- J. Reibel, “Prognosis of oral pre-malignant lesions: significance of clinical, histopathological, and molecular biological characteristics,” Critical Reviews in oral Biology and Medicine, vol. 14, no. 1, pp. 47–62, 2003.
- M. M. Kim and J. A. Califano, “Molecular pathology of head-and-neck cancer,” International Journal of Cancer, vol. 112, no. 4, pp. 545–553, 2004.
- L. Mao, J. S. Lee, Y. H. Fan et al., “Frequent microsatellite alterations at chromosomes 9p21 and 3p14 in oral premalignant lesions and their value in cancer risk assessment,” Nature Medicine, vol. 2, no. 6, pp. 682–685, 1996.
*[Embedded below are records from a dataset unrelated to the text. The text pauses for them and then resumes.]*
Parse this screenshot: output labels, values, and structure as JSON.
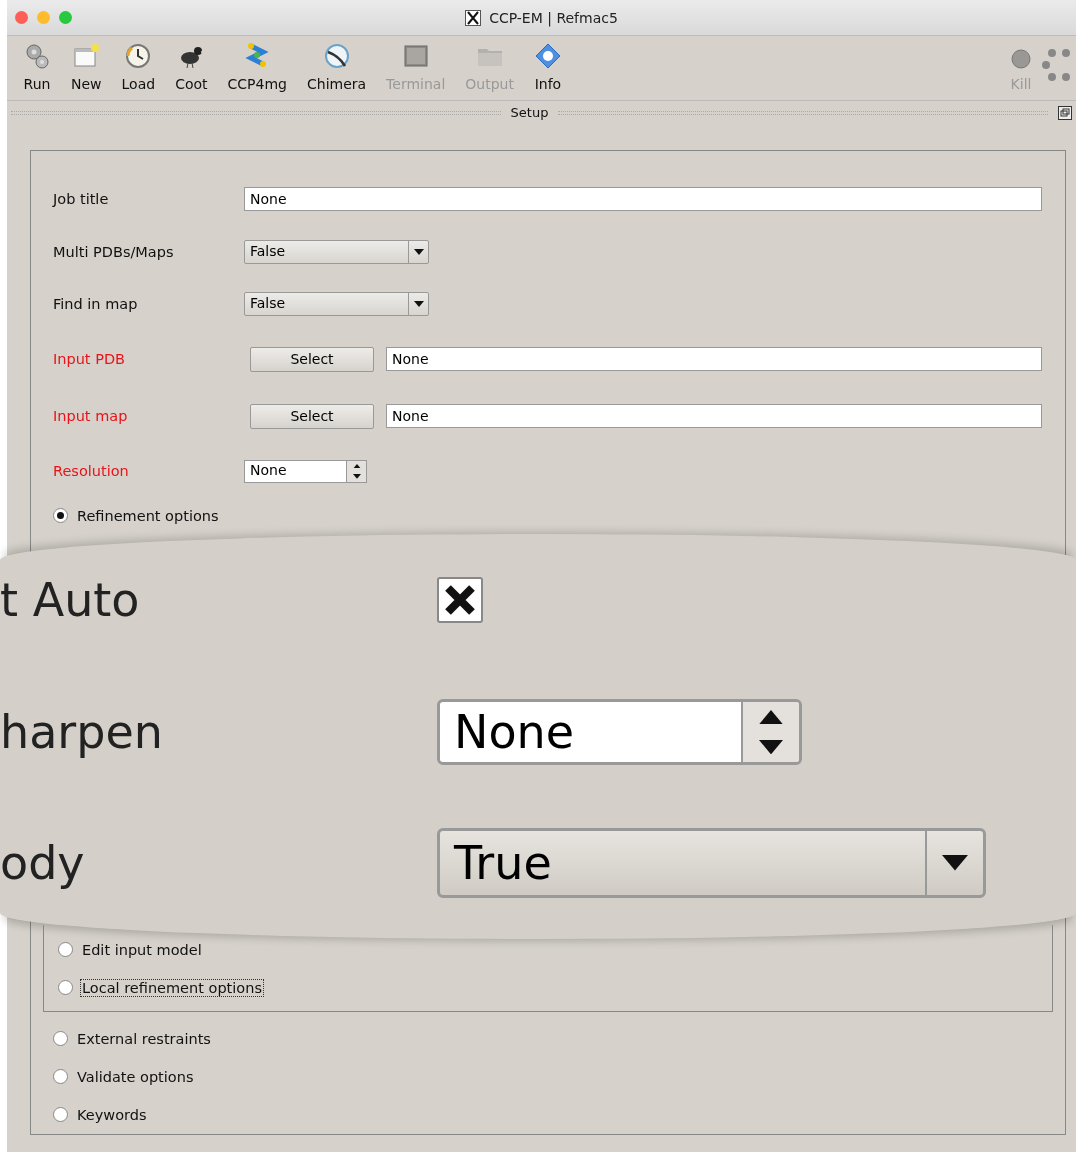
{
  "window": {
    "title": "CCP-EM | Refmac5"
  },
  "toolbar": {
    "items": [
      {
        "label": "Run",
        "disabled": false
      },
      {
        "label": "New",
        "disabled": false
      },
      {
        "label": "Load",
        "disabled": false
      },
      {
        "label": "Coot",
        "disabled": false
      },
      {
        "label": "CCP4mg",
        "disabled": false
      },
      {
        "label": "Chimera",
        "disabled": false
      },
      {
        "label": "Terminal",
        "disabled": true
      },
      {
        "label": "Output",
        "disabled": true
      },
      {
        "label": "Info",
        "disabled": false
      }
    ],
    "kill": {
      "label": "Kill",
      "disabled": true
    }
  },
  "section": {
    "title": "Setup"
  },
  "fields": [
    {
      "kind": "text",
      "label": "Job title",
      "required": false,
      "value": "None"
    },
    {
      "kind": "combo",
      "label": "Multi PDBs/Maps",
      "required": false,
      "value": "False"
    },
    {
      "kind": "combo",
      "label": "Find in map",
      "required": false,
      "value": "False"
    },
    {
      "kind": "file",
      "label": "Input PDB",
      "required": true,
      "button": "Select",
      "value": "None"
    },
    {
      "kind": "file",
      "label": "Input map",
      "required": true,
      "button": "Select",
      "value": "None"
    },
    {
      "kind": "spin",
      "label": "Resolution",
      "required": true,
      "value": "None"
    }
  ],
  "refinement": {
    "label": "Refinement options",
    "selected": true
  },
  "magnifier": {
    "rows": [
      {
        "kind": "checkbox",
        "label": "t Auto",
        "checked": true
      },
      {
        "kind": "spin",
        "label": "harpen",
        "value": "None"
      },
      {
        "kind": "combo",
        "label": "ody",
        "value": "True"
      }
    ]
  },
  "sub_options": [
    {
      "label": "Edit input model",
      "selected": false,
      "focused": false
    },
    {
      "label": "Local refinement options",
      "selected": false,
      "focused": true
    }
  ],
  "options": [
    {
      "label": "External restraints",
      "selected": false
    },
    {
      "label": "Validate options",
      "selected": false
    },
    {
      "label": "Keywords",
      "selected": false
    }
  ]
}
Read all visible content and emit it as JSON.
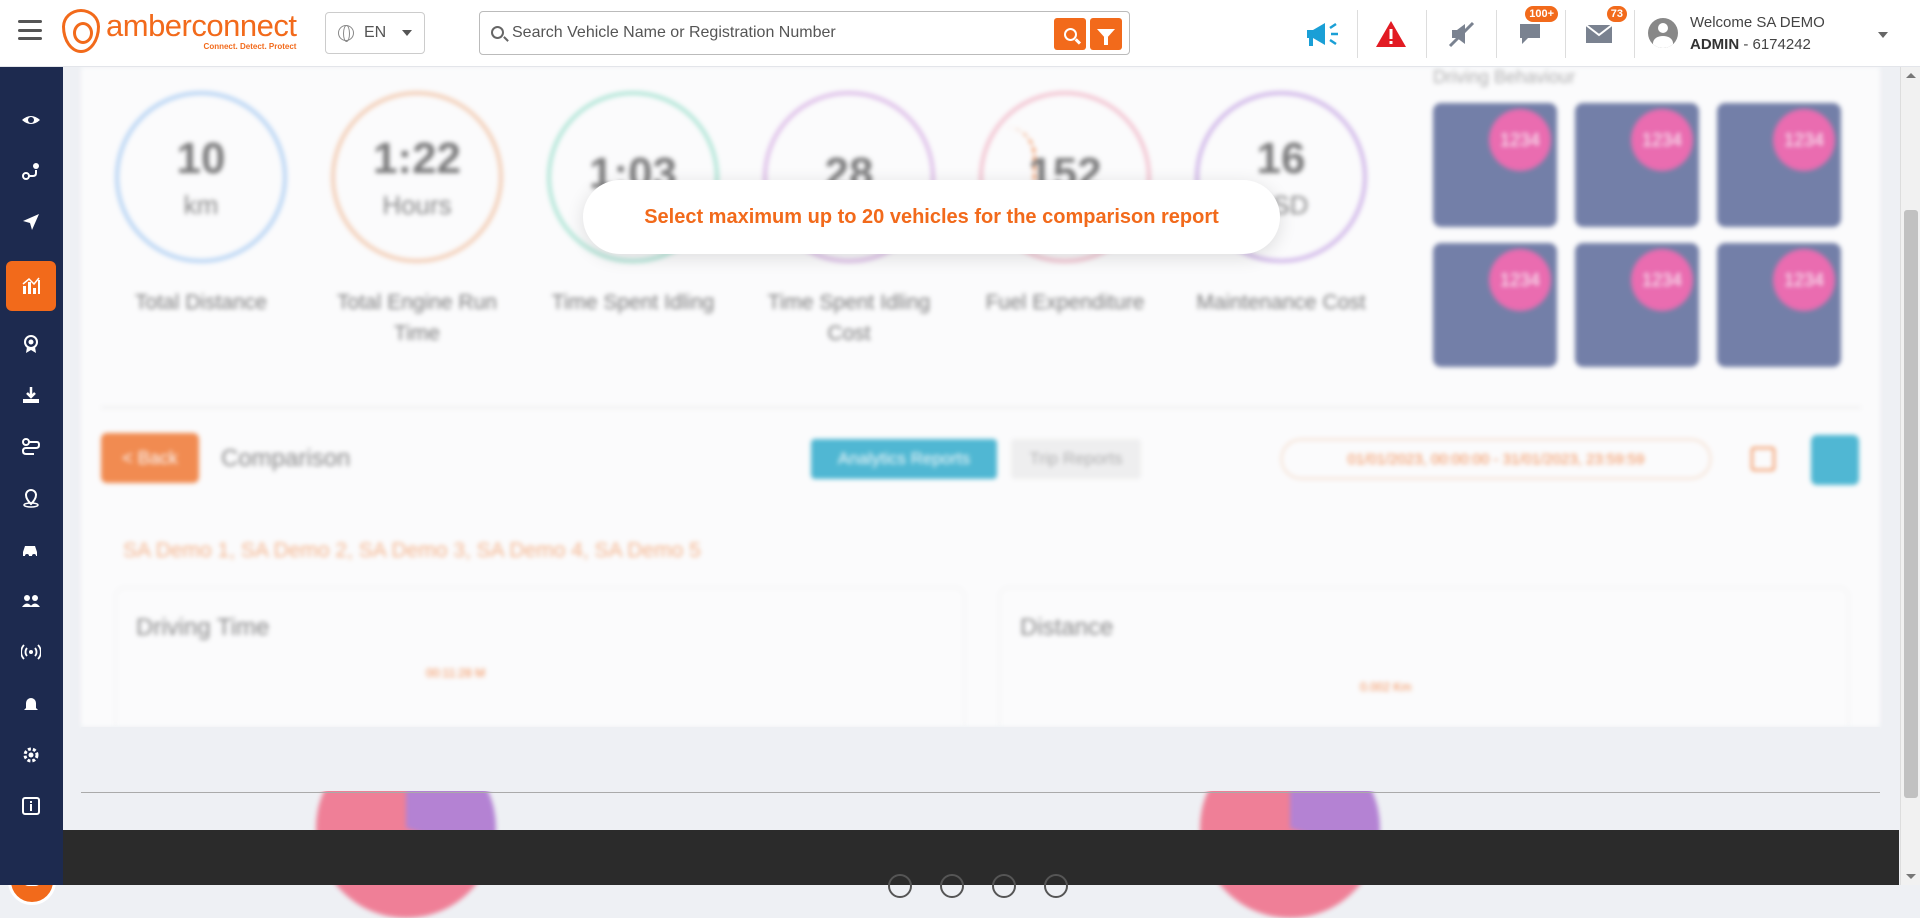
{
  "header": {
    "logo_name": "amberconnect",
    "logo_tagline": "Connect. Detect. Protect",
    "language": "EN",
    "search_placeholder": "Search Vehicle Name or Registration Number",
    "notifications_badge": "100+",
    "messages_badge": "73",
    "welcome_text": "Welcome SA DEMO",
    "user_role": "ADMIN",
    "user_id": " - 6174242"
  },
  "toast": {
    "message": "Select maximum up to 20 vehicles for the comparison report"
  },
  "stats": [
    {
      "value": "10",
      "unit": "km",
      "label": "Total Distance",
      "color": "#a7ccf5"
    },
    {
      "value": "1:22",
      "unit": "Hours",
      "label": "Total Engine Run Time",
      "color": "#f5c4a4"
    },
    {
      "value": "1:03",
      "unit": "",
      "label": "Time Spent Idling",
      "color": "#9ee3cf"
    },
    {
      "value": "28",
      "unit": "",
      "label": "Time Spent Idling Cost",
      "color": "#d9b1e6"
    },
    {
      "value": "152",
      "unit": "",
      "label": "Fuel Expenditure",
      "color": "#f5b8c8"
    },
    {
      "value": "16",
      "unit": "USD",
      "label": "Maintenance Cost",
      "color": "#c8a7e6"
    }
  ],
  "driving_behaviour": {
    "title": "Driving Behaviour",
    "badges": [
      "1234",
      "1234",
      "1234",
      "1234",
      "1234",
      "1234"
    ]
  },
  "comparison": {
    "back_label": "< Back",
    "title": "Comparison",
    "tab_analytics": "Analytics Reports",
    "tab_trip": "Trip Reports",
    "date_range": "01/01/2023, 00:00:00 - 31/01/2023, 23:59:59",
    "vehicles": "SA Demo 1, SA Demo 2, SA Demo 3, SA Demo 4, SA Demo 5",
    "chart1_title": "Driving Time",
    "chart1_annotation": "00:11:28 M",
    "chart2_title": "Distance",
    "chart2_annotation": "0.002 Km"
  },
  "colors": {
    "brand": "#f26a1b",
    "sidebar": "#1d2a4f",
    "accent_blue": "#1ba5c8",
    "alert_red": "#e21b23"
  },
  "sidebar_icons": [
    "eye-icon",
    "route-icon",
    "navigate-icon",
    "analytics-icon",
    "award-icon",
    "download-icon",
    "trip-icon",
    "location-icon",
    "vehicle-icon",
    "users-icon",
    "signal-icon",
    "bell-icon",
    "settings-icon",
    "info-icon"
  ]
}
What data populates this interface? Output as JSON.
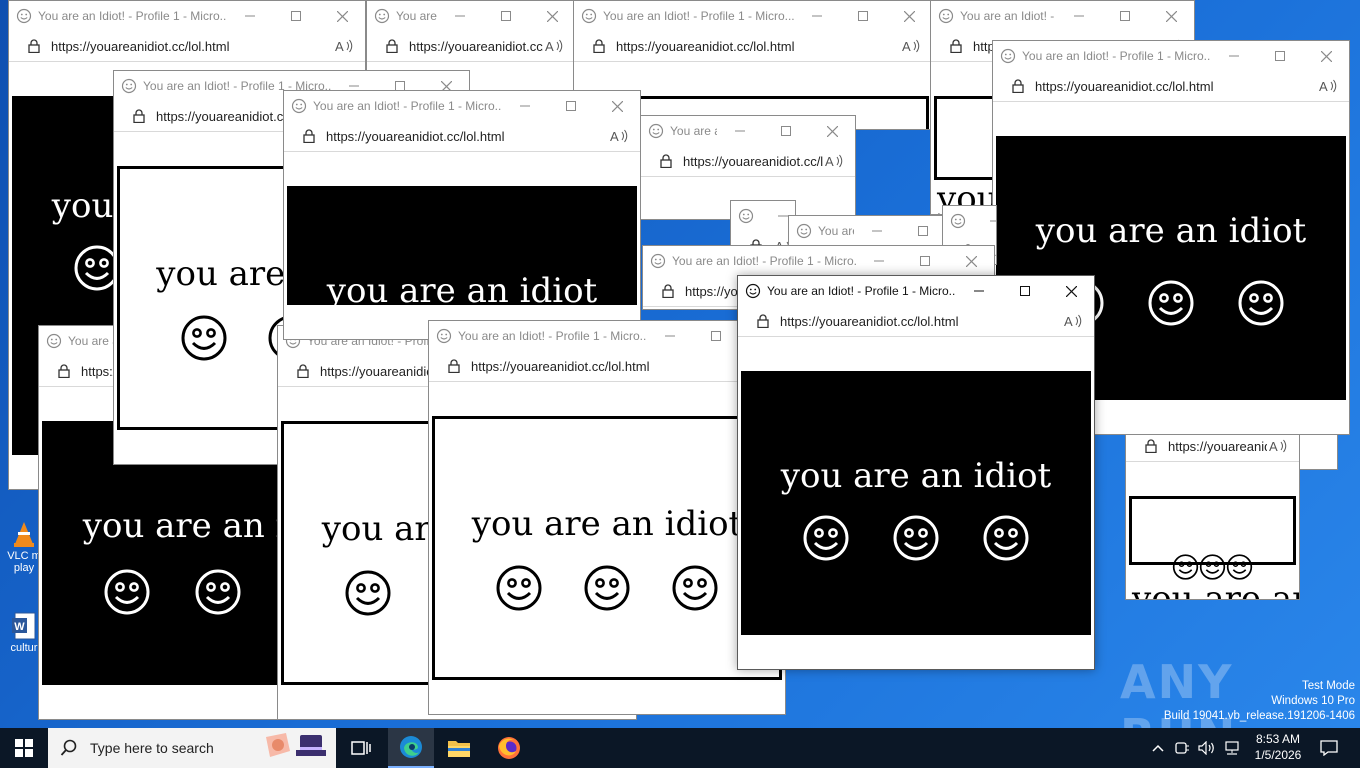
{
  "desktop": {
    "icons": [
      {
        "label": "VLC media player",
        "label_visible": "VLC m\nplay"
      },
      {
        "label": "culture",
        "label_visible": "cultur"
      }
    ],
    "watermark": "ANY RUN",
    "test_mode": {
      "line1": "Test Mode",
      "line2": "Windows 10 Pro",
      "line3": "Build 19041.vb_release.191206-1406"
    }
  },
  "browser": {
    "window_title": "You are an Idiot! - Profile 1 - Micro...",
    "url": "https://youareanidiot.cc/lol.html",
    "page_text": "you are an idiot",
    "controls": {
      "minimize": "minimize",
      "maximize": "maximize",
      "close": "close"
    }
  },
  "taskbar": {
    "search_placeholder": "Type here to search",
    "apps": [
      "task-view",
      "edge",
      "file-explorer",
      "firefox"
    ],
    "time": "8:53 AM",
    "date": "1/5/2026"
  },
  "colors": {
    "taskbar": "#0b1726",
    "desktop": "#1a6fd8",
    "panel_black": "#000000",
    "panel_white": "#ffffff"
  }
}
- L. Zhang, M. Williams, C. F. Poh et al., “Toluidine blue staining identifies high-risk primary oral premalignant lesions with poor outcome,” Cancer Research, vol. 65, no. 17, pp. 8017–8021, 2005.
- L. Zhang and M. P. Rosin, “Loss of heterozygosity: a potential tool in management of oral premalignant lesions?” Journal of Oral Pathology and Medicine, vol. 30, no. 9, pp. 513–520, 2001.
- J. Sudbø, W. Kildal, B. Risberg, H. S. Koppang, H. E. Danielsen, and A. Reith, “DNA content as a prognostic marker in patients with oral leukoplakia,” New England Journal of Medicine, vol. 344, no. 17, pp. 1270–1278, 2001.
- J. J. Lee, W. K. Hong, W. N. Hittelman et al., “Predicting cancer development in oral leukoplakia: ten years of translational research,” Clinical Cancer Research, vol. 6, no. 5, pp. 1702–1710, 2000.
- M. Partridge, S. Pateromichelakis, E. Phillips, G. G. Emilion, R. P. A'Hern, and J. D. Langdon, “A case-control study confirms that microsatellite assay can identify patients at risk of developing oral squamous cell carcinoma within a field of cancerization,” Cancer Research, vol. 60, no. 14, pp. 3893–3898, 2000.
- J. Sudbo, S. M. Lippman, J. J. Lee et al., “The influence of resection and aneuploidy on mortality in oral leukoplakia,” New England Journal of Medicine, vol. 350, no. 14, pp. 1405–1413, 2004.
- S. Silverman, M. Gorsky, and F. Lozada, “Oral leukoplakia and malignant transformation,” Cancer, vol. 53, no. 3, pp. 563–568, 1984.
- W. F. C. Hogewind, W. A. M. Van Der Kwast, and I. Van Der Waal, “Oral leukoplakia, with emphasis on malignant transformation,” Journal of Cranio-Maxillo-Facial Surgery, vol. 17, no. 3, pp. 128–133, 1989.